SINGAPORE: The retreating Australian dollar and the resumption of monetary easing have yet to dampen offshore demand for Kangaroo bonds. Japanese investors, in particular, are turning to Australian dollar debt in the hunt for yield.
The elevated international bid has contributed to a sharp increase in Kangaroo offerings from sovereign, supranational and agency issuers, with IFC, Rentenbank and Kommunalbanken among those in the market again last week.
So far this year, SSA issuers have raised A$8.6bn (US$6.7bn), up from A$5.5bn in the first two months of 2014. This is the highest January-February total since 2011, the year the Australian Prudential Regulatory Authority, surprisingly to many, excluded Kangaroos from the list of eligible assets to meet short-term liquidity coverage ratios under Basel III.
"There has been an ongoing trend among central banks to diversify away from US dollar and euro holdings and into mature, high-yielding areas like the Kangaroo market," said one Sydney-based fund manager. "Asian central banks have led this move, but participation from other regions, including Latin America, has also grown."
Domestic and foreign investors have been drawn to the greater relative pick-up SSAs offer over sovereign paper in a falling interest-rate environment.
The Reserve Bank of Australia cut its key official cash rate on February 3 for the first time in 18 months, with a 25bp cut taking the benchmark to a record low 2.25%. Many analysts are predicting a further 25bp reduction on Tuesday.
Five-year Australian Commonwealth Government bond yields fell below 2% last week from 2.33% at the start of the year and 3% at the beginning of Q4 2014.
The latest five-year Triple A SSAs have been priced at around 50bp over ACGBs for a 25% or so additional yield over the 2% sovereign, having paid similar 50bp spreads five months ago, when five-year ACGBs were yielding 3%. From Abe to Australia a large chunk of rising offshore demand emanates from Japan, with HSBC Global Research estimating that 12.6% of Japanese investors' US$44.3bn overseas bond purchases in 2014 (excluding bills) flowed into Australian debt, according to a recent research paper.
With Prime Minister Shinzo Abe's policies pushing investors to seek higher yields, the bank sees as much as US$500bn being allocated from Japanese Government Bonds to international bonds over a three-year period. This suggests inflows of up to US$63bn from Japanese institutional and retail investors into Australian bonds in the next two to three years.
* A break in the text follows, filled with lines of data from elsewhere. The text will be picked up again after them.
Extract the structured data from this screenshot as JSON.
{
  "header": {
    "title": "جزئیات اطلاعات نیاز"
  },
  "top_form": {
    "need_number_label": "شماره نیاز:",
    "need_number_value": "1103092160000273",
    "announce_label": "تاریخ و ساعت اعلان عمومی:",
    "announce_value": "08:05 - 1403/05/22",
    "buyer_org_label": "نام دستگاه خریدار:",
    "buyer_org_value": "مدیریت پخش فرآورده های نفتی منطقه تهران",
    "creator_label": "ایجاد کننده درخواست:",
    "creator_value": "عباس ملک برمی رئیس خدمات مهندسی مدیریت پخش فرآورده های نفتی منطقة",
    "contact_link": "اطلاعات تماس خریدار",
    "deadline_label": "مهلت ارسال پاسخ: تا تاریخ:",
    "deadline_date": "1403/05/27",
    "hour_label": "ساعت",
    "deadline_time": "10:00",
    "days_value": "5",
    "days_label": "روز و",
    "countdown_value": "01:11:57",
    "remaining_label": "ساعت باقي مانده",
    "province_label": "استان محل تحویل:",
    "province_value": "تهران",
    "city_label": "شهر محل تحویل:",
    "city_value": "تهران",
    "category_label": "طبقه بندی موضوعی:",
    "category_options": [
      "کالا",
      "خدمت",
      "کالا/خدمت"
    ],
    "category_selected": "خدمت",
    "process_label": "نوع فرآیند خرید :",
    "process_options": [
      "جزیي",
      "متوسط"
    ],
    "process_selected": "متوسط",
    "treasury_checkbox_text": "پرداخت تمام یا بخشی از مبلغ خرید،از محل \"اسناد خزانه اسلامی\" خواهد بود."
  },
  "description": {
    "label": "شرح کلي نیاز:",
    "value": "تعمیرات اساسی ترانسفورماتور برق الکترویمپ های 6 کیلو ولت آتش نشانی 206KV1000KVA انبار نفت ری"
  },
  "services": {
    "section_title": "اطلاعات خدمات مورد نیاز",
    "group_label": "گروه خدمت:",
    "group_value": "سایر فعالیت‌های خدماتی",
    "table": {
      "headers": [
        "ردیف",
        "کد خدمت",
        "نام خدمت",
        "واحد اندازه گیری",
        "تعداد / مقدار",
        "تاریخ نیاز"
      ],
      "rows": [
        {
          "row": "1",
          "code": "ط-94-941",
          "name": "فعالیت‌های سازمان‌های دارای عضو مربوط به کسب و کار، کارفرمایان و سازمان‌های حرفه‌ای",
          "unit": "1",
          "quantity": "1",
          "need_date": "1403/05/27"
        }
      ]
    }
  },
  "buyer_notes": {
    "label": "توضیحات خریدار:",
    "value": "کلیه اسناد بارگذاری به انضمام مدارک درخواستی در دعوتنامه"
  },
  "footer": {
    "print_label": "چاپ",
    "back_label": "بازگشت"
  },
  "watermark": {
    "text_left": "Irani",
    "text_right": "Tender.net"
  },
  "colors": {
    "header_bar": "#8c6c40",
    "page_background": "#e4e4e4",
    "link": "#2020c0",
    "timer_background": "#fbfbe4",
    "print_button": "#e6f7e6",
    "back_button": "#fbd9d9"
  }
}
HSBC expects most of these inflows to target ultra-safe ACGBs, or around 25%-30% of the sovereign's annual gross supply, until fiscal 2017/2018.
SSA Kangaroos are expected to get the second-largest chunk of these inflows, underpinning the market going forward.
The Australian dollar has been in steep decline in recent months, shedding over 17% against the US dollar and more than 5% against the yen since September 2014.
This weakness would normally be problematic, given Japanese institutional investors' historically low risk appetite, which leads them typically to hedge the currency risks of their bond portfolios. However, HSBC believes this may not be a great impediment at this time.
"The prospect of further yen weakness, driven by more Bank of Japan easing, may allow these investors to relax such hedging. Therefore, despite the scope for further depreciation in the Australian dollar, currency considerations may be less of a concern for Japanese investors, given the potential for the yen to depreciate even more," the report says.
Furthermore, HSBC notes that Japan's insurance companies have recently introduced Australian dollar-denominated life insurance products, which have been increasingly popular, given higher guarantees than yen-denominated equivalents. This should lead to strong institutional demand for Australian bonds.
Currency considerations are typically more important for Japanese retail investors. This explained why their holdings of Australian bonds remained flat US$24bn) during the last four months of 2014, the bank stated.
However, after such a large depreciation in the Aussie dollar recently, HSBC found that retail investors have been progressively returning to Australian bonds this year.
So far in 2015, Australian dollar-denominated Uridashi bond issuance (a strong gauge for Japanese retail investor demand) has reached US$550m. In 2014, the Australian-denominated Uridashi bond issuance totalled US$4.2bn, which record redemptions of US$7.6bn more than negated.
With only US$3.9bn of Australian-denominated Uridashi bonds maturing in 2015, HSBC expects Japanese retail investors' net demand for Australian bonds to increase this year.